An introduction to quantitative and qualitative inventory forecasting models

Demand forecasting models

Whether you’re a manufacturer, wholesaler or retailer, forecasting future demand or customer orders is the logical starting point of all business planning activity, including inventory purchasing. It’s therefore important to choose the right demand forecasting models to aid management decision-making.

If you can accurately forecast demand, you can optimise your inventory levels, improve fulfilment rates and reduce carrying costs, all of which ultimately affect your bottom line. To improve forecasting accuracy you need to chose the right inventory forecasting model.

Types of inventory forecasting models

There are two top level inventory demand forecasting models to consider when calculating demand: the quantitative forecasting model and qualitative forecasting model. In general, qualitative forecasting is based on subjective opinions and insights, whereas quantitative forecasting is more focused on using historical demand data in statistical calculations to predict the future.

Quantitative forecasting

Quantitative forecasting takes historical demand data and combines it with mathematical formulas to determine future performance. For this reason it is also often called statistical demand forecasting. Data sets can go back decades, can be run for the last calendar year, or can be based on the previous few week’s consumption.

Quantitative forecasting models take into account factors such as demand trends and seasonality to help make the predictions more accurate. They rely on having sufficient, good quality data about the past to make a reasonable assessment about the future.

Time series analysis
Time series analysis is perhaps the most common statistical demand forecasting model. It examines patterns in past behaviour over time to forecast future behaviour. There are two main types used in quantitative forecasting:

Moving average forecasting: This takes a previous period’s demand data (e.g four week’s of sales data) and calculates the average demand over that period (average sales per week), then uses this average as the forecast amount for the coming period.

The first drawback of moving average forecasting is that it gives equal weight to each period. Secondly, it only considers data during the chosen period.

Exponential smoothing: This more advanced approach overcomes the problems above. Exponential smoothing looks at the actual demand of the current period and the forecast previously made for the current period. These observations are exponentially weighted to decrease over time to produce a forecast for the upcoming period.

Statistical forecasting using only historic consumption data works well if you sell or produce the same amount of each item in every period. But if sales/usage fluctuates over a couple of periods, then you’re going to suffer with inaccurate forecasts and therefore either stock-outs, or excess inventory.

Effective demand forecasting needs to consider demand trends, seasonality and your stock items’ stage of the product lifecycle. Unfortunately, it’s extremely challenging and time-consuming to consider these factors when using manual forecasting models. If you’re looking to be more sophisticated with your statistical forecasting, it may be time to consider demand forecasting software.

Qualitative forecasting

Qualitative forecasting models are based on opinions, past experience and, sometimes, best guesses.

With qualitative demand forecasting, predictions are based on expert knowledge of how the market works.

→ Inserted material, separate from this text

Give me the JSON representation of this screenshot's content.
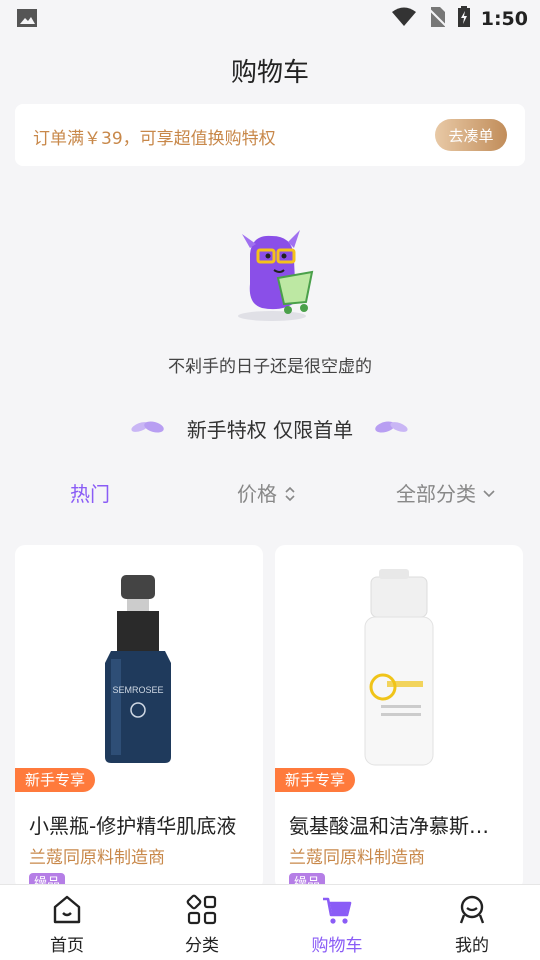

These insights could come from one person or multiple people both internally and externally to the business.

There are a number of qualitative forecasting methods:

Panel approach: this can be a panel of experts or employees from across a business e.g sales and marketing executives, who get together and act like a focus group, reviewing data and making recommendations. Although the outcome is likely to be more balanced than one person’s opinion, even experts can get it wrong!

Delphi approach: this involves crafting a questionnaire and sending it out to relevant experts who complete it e.g customers and suppliers. The results are analysed and returned, anonymously, to the participants, who get to reconsider their original responses in light of other views and opinions, until a final consensus is found. This more formal approach helps reduce influences from face-to-face meetings but could still include inherent bias from the experts chosen.

Scenario planning: this can be used to deal with situations with greater uncertainty, or longer-range forecasts.  A panel of experts is asked to devise a range of future scenarios, likely outcomes and plans to ensure the most desirable one is achieved. For example, predicting the impact of a new sales promotion, estimating the effect a new technology may have on the marketplace or considering the influence of social trends on future buying habits.

Which demand forecasting model is best?

Smart inventory planners may choose to use both qualitative and quantitative demand forecasting techniques for a more well-rounded perspective.  For example, you may choose to use a statistical moving average calculation to set your base demand forecast (a quantitative form of forecasting). Then set up a panel to discuss future market trends into the coming year (using a qualitative approach).

If you find inventory forecasting a challenge, contact the EazyStock team today. Our demand forecasting software gives you advanced inventory management capabilities that you can utilise to improve the day-to-day running of your business – fast.